* Protip: when you’ve been recommended for suspension for your “contemptuous attitude,” bragging that one of the judges who disciplined you thinks you’re “probably the best DUI lawyer” isn’t smart. [Santa Barbara Independent]
* If you watch The Walking Dead, you’ve probably wondered if all of the killing was legal — because you’re a lawyer, and you can’t enjoy anything anymore. Here’s your answer, from a UC Hastings Law prof. [GQ]
* If you’d like your chickens to live a life of luxury before you eat them and their eggs, then you’re going to love this law in California. If not, you can move to Missouri. See Elie squawk about it here. [ATL Redline]
* Ian Whittle, a recent George Mason Law grad, took a break from watching the saddest Super Bowl ever to save a little girl from drowning in a pond. Check out the news coverage, after the jump. [CBS 6 WTVR]
Let’s play the game where we spot unenforceable contractual clauses and laugh at people who are afraid of modernity.
Actually, let’s play the game where we marvel at how good it must be to be a university president, even at a small school that most people have never heard of. Then we can imagine all the personal freedoms we’d willingly give up if we could in order to have such a life. Because I can think of a number of unmarried women who would cede control of their bedroom to the state in order to have such a sweet job….
Welcome to Above the Law’s newest feature, Fun With Fine Print. This occasional column will chronicle especially clever or awful examples of legalese, fine print, disclaimers, disclosures, and the like. Our readers who spend so much time toiling over contractual language, drafting it beforehand or litigating it after the fact, will hopefully appreciate — and contribute to — this feature.
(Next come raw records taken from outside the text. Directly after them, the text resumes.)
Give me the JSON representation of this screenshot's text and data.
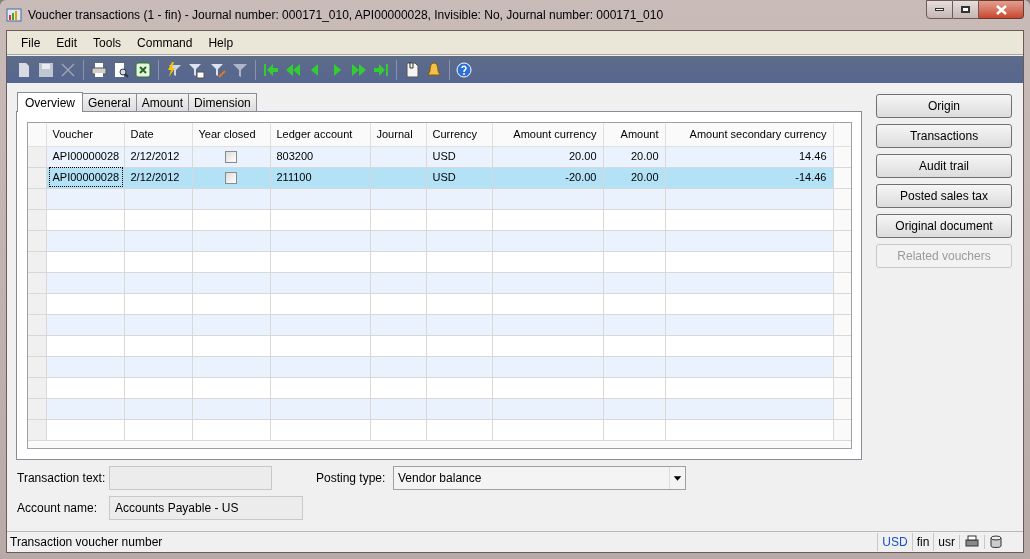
{
  "window": {
    "title": "Voucher transactions (1 - fin) - Journal number: 000171_010, API00000028, Invisible: No, Journal number: 000171_010"
  },
  "menu": [
    "File",
    "Edit",
    "Tools",
    "Command",
    "Help"
  ],
  "tabs": [
    {
      "label": "Overview",
      "selected": true
    },
    {
      "label": "General",
      "selected": false
    },
    {
      "label": "Amount",
      "selected": false
    },
    {
      "label": "Dimension",
      "selected": false
    }
  ],
  "table": {
    "columns": [
      "Voucher",
      "Date",
      "Year closed",
      "Ledger account",
      "Journal",
      "Currency",
      "Amount currency",
      "Amount",
      "Amount secondary currency"
    ],
    "rows": [
      {
        "selected": false,
        "voucher": "API00000028",
        "date": "2/12/2012",
        "year_closed": false,
        "ledger_account": "803200",
        "currency": "USD",
        "amount_currency": "20.00",
        "amount": "20.00",
        "amount_secondary_currency": "14.46"
      },
      {
        "selected": true,
        "voucher": "API00000028",
        "date": "2/12/2012",
        "year_closed": false,
        "ledger_account": "211100",
        "currency": "USD",
        "amount_currency": "-20.00",
        "amount": "20.00",
        "amount_secondary_currency": "-14.46"
      }
    ]
  },
  "buttons": [
    {
      "label": "Origin",
      "disabled": false
    },
    {
      "label": "Transactions",
      "disabled": false
    },
    {
      "label": "Audit trail",
      "disabled": false
    },
    {
      "label": "Posted sales tax",
      "disabled": false
    },
    {
      "label": "Original document",
      "disabled": false
    },
    {
      "label": "Related vouchers",
      "disabled": true
    }
  ],
  "fields": {
    "transaction_text": {
      "label": "Transaction text:"
    },
    "posting_type": {
      "label": "Posting type:",
      "value": "Vendor balance"
    },
    "account_name": {
      "label": "Account name:",
      "value": "Accounts Payable - US"
    }
  },
  "status_bar": {
    "text": "Transaction voucher number",
    "currency": "USD",
    "company": "fin",
    "user": "usr"
  }
}
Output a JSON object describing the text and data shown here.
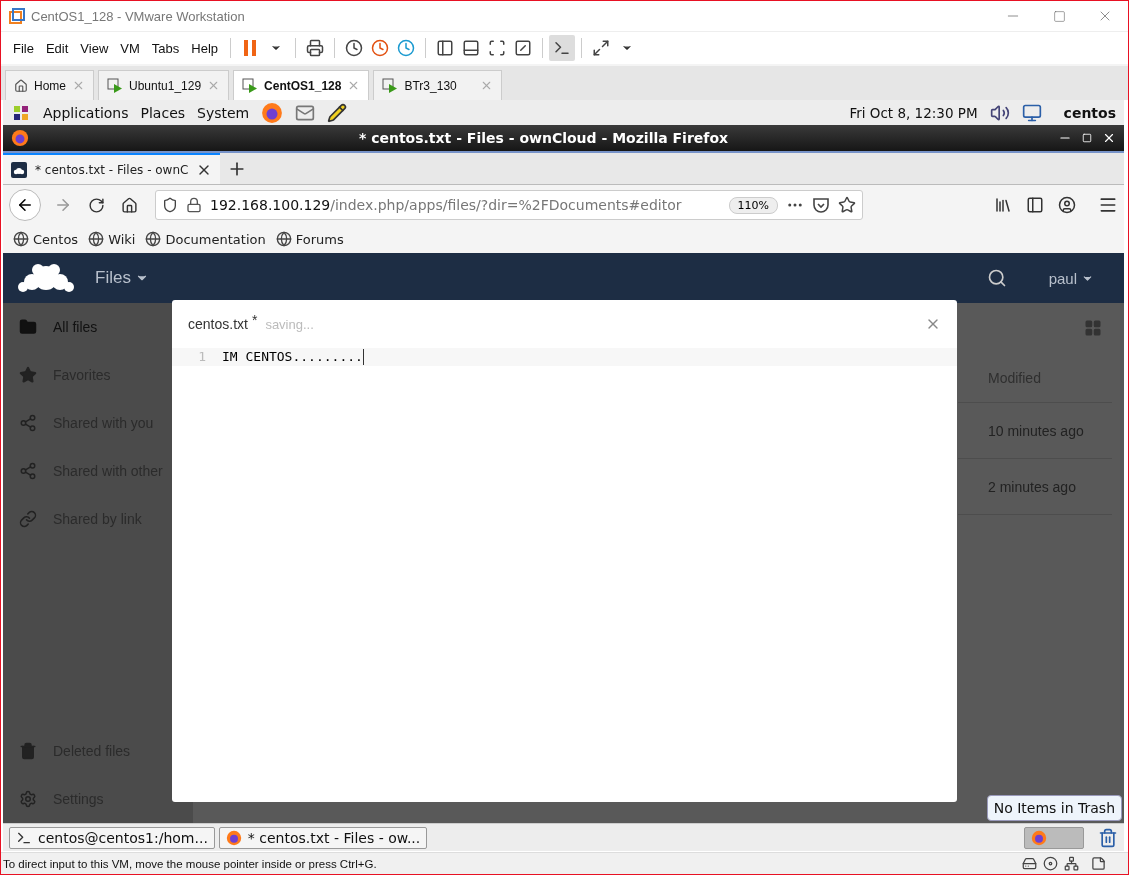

We’ll start things off with an example of infamous fine print. Earlier this year, Subway got torpedoed over its regrettable response to a customer complaint. After Australian teenager Matt Corby complained that his “footlong” Subway sub was a mere eleven inches, Subway invoked the following fine print: “With regards to the size of the bread and calling it a footlong, ‘SUBWAY FOOTLONG’ is a registered trademark as a descriptive name for the sub sold in Subway® Restaurants and not intended to be a measurement of length.” Personally speaking, I think eleven inches is more than enough — but based on the uproar and litigation, maybe I’m in the minority.
Now let’s look at legalese worth celebrating, for its cleverness and its clarity. It also comes from a fast-food provider….